Gooseberry Hill’s Steve Gates named WA Volunteer of the Year


Steve Gates. Picture: Martin Kennealey
Steve Gates. Picture: Martin Kennealey

A DESIRE for future generations to enjoy this “fantastic” world is what motivates WA Volunteer of the Year Steve Gates.

The Gooseberry Hill resident was given the honour at Volunteering WA’s annual awards last month, recognising his environmental, sustainable energy and disability work over the past 20 years.

“It’s not one of those things you really expect, it was quite a surprise,” he said.

“It is good to be recognised.”

Mr Gates’ passion for volunteering started as a teenager, when he was involved in a newspaper recycling group, and is influenced by his work as a mechanical engineer.

“Ever since I was a kid, building or designing things was what I wanted to do,” he said.

“I saw an opportunity to help people and help our environment.”

He is co-founder of Sustainable Energy Now (SEN), part of the Nature Reserves Preservation Group and in 2005 developed a customised beach wheelchair prototype for Technology Assisting Disabilities WA, which featured on ABC TV’s The New Inventors program and was manufactured for purchase and hire.

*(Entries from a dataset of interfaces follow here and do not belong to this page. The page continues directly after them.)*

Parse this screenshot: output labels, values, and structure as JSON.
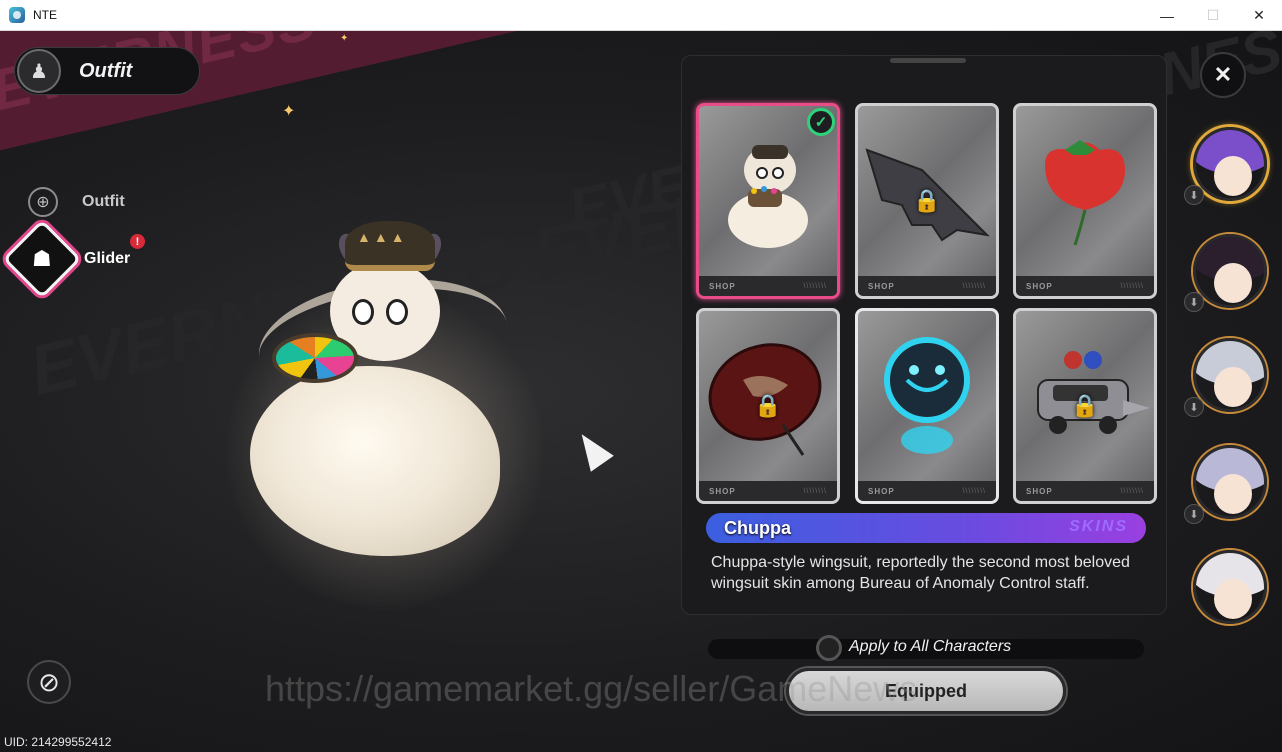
{
  "window": {
    "title": "NTE",
    "minimize": "—",
    "maximize": "☐",
    "close": "✕"
  },
  "header": {
    "title": "Outfit"
  },
  "nav": {
    "items": [
      {
        "label": "Outfit",
        "icon": "crosshair-icon",
        "active": false
      },
      {
        "label": "Glider",
        "icon": "ghost-icon",
        "active": true,
        "alert": "!"
      }
    ]
  },
  "background_text": "EVERNESS TO EVERNESS",
  "cards": [
    {
      "art": "chuppa-glider",
      "shop_label": "SHOP",
      "locked": false,
      "selected": true,
      "equipped_mark": "✓"
    },
    {
      "art": "bat-wing-glider",
      "shop_label": "SHOP",
      "locked": true,
      "selected": false
    },
    {
      "art": "strawberry-glider",
      "shop_label": "SHOP",
      "locked": false,
      "selected": false
    },
    {
      "art": "umbrella-glider",
      "shop_label": "SHOP",
      "locked": true,
      "selected": false
    },
    {
      "art": "spirit-flame-glider",
      "shop_label": "SHOP",
      "locked": false,
      "selected": false
    },
    {
      "art": "police-car-glider",
      "shop_label": "SHOP",
      "locked": true,
      "selected": false
    }
  ],
  "selected_item": {
    "name": "Chuppa",
    "type": "SKINS",
    "description": "Chuppa-style wingsuit, reportedly the second most beloved wingsuit skin among Bureau of Anomaly Control staff."
  },
  "apply_all_label": "Apply to All Characters",
  "equip_button": "Equipped",
  "uid": "UID: 214299552412",
  "watermark": "https://gamemarket.gg/seller/GameNews",
  "characters": [
    {
      "name": "character-1",
      "active": true,
      "hair": "#7b4fc9"
    },
    {
      "name": "character-2",
      "active": false,
      "hair": "#2b1f2e"
    },
    {
      "name": "character-3",
      "active": false,
      "hair": "#c8ccd8"
    },
    {
      "name": "character-4",
      "active": false,
      "hair": "#b9b8d6"
    },
    {
      "name": "character-5",
      "active": false,
      "hair": "#e7e4e9"
    }
  ],
  "colors": {
    "accent_pink": "#e84d8a",
    "equipped_green": "#2dd27a",
    "name_bar_start": "#3b5fe0",
    "name_bar_end": "#9a3fe0",
    "active_ring": "#e0a93a"
  }
}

For the past four years, he and other volunteers at SEN have been working on software for renewable energy modelling and launched it in April.

SEN’s Integrated Renewable Energy Network (SIREN) computer simulation allows people to create, cost and evaluate scenarios for supplying electricity using a mixture of renewable energy sources and can be applied for anywhere in the world.

“It’s free because we want everyone to use it; we’ve already had interest from other countries,” Mr Gates said.

“We’re using it as a tool to provide vision and planning capabilities to any organisation interested.

“Our recent study outcomes show that we can have an 85 to 100 per cent renewable electricity grid in WA’s southwest grid by 2030 which is competitive with replacing our present ageing electricity generation plants.”

He said volunteering was “empowering, satisfying and mind broadening”.

“The environment is something close to my heart (and) helping people and animals that can’t speak for themselves is what drives me,” he said.

“We live in a fantastic place; I want to make sure future generations are going to experience what we do.”

Other award winners included Greg Elliot, a volunteer teacher at Centacare in Midland who won the Volunteering Award for Ethnic Communities, and Kalamunda resident Hank Koster, who was presented with the Lifetime Contribution to Volunteering Award for his more than 50 years helping people in WA.